After the aircraft took off, we entered the empty airport building. Unexpectedly, Hu turned to me and two other young Japanese reporters and beckoned us. "Are you free now? Why don't we chat for a while?" he said. We sat on a sofa and listened to Hu speaking of his dreams about an exchange program of Japanese and Chinese youths.
In 1986, Hu and Prime Minister Yasuhiro Nakasone attended the ground-breaking ceremony of the Japan-China youth exchange center in Beijing and gave the following speech: "Historically, not a few people were possessed by narrow-minded patriotism and fell into wrongful nationalism. Chinese and Japanese youth should draw wisdom from history. I encourage them to train themselves to become high-minded modern people who possess patriotic passion and an international spirit."
Political leaders of both Japan and China should ponder afresh the significance of these words.
The Japanese side should accept the speech as a warning against anti-Chinese sentiments and bravado spreading in Japan. Japan should get together with China to create an environment that allows China to advance its new diplomacy to promote Japan-China cooperation.
Why not join hands to start a historic reconciliation process?

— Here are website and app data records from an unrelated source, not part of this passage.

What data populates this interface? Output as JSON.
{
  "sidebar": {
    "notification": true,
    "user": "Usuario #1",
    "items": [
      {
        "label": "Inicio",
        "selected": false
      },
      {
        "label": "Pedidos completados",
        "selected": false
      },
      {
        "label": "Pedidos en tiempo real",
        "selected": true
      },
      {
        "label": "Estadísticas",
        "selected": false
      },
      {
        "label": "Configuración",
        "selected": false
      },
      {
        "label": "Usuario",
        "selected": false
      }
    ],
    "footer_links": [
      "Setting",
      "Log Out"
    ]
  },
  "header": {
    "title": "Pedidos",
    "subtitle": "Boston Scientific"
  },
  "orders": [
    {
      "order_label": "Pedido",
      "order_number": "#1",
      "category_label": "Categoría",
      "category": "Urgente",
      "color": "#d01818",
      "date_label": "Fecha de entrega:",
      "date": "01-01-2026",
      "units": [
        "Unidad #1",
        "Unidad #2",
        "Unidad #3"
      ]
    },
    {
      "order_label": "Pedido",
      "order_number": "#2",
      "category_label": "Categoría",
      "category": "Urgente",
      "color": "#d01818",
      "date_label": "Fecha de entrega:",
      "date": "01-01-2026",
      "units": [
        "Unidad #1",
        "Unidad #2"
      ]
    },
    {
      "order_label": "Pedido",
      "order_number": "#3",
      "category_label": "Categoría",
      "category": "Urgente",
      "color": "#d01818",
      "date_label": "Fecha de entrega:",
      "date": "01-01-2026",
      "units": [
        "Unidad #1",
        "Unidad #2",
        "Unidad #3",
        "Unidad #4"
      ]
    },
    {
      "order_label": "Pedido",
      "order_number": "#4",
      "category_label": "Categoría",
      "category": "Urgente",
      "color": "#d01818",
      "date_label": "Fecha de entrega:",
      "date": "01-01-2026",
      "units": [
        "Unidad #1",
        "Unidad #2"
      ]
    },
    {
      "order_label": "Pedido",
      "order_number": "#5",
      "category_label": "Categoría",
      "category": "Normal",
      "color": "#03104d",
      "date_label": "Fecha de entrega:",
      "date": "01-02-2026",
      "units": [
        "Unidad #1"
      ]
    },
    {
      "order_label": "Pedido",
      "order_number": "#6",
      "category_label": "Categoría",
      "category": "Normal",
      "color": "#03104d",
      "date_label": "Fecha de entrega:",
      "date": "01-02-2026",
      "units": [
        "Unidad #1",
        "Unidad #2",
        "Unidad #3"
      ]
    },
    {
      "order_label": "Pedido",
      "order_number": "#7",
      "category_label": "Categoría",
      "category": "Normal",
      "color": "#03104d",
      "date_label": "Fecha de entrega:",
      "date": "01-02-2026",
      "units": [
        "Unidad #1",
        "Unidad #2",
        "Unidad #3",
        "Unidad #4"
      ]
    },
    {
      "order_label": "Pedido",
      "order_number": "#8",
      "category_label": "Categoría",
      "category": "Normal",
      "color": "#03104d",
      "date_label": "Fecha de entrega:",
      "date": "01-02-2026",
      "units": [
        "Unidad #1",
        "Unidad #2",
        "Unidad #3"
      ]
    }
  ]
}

The two countries need to build up confidence and reconcile through a chain of "high-minded modern people." Let us start the initiative next year, the 60th anniversary of the end of World War 2.
To advance such a grand vision along with national interests, the prime minister should clearly express his determination not to visit Yasukuni Shrine.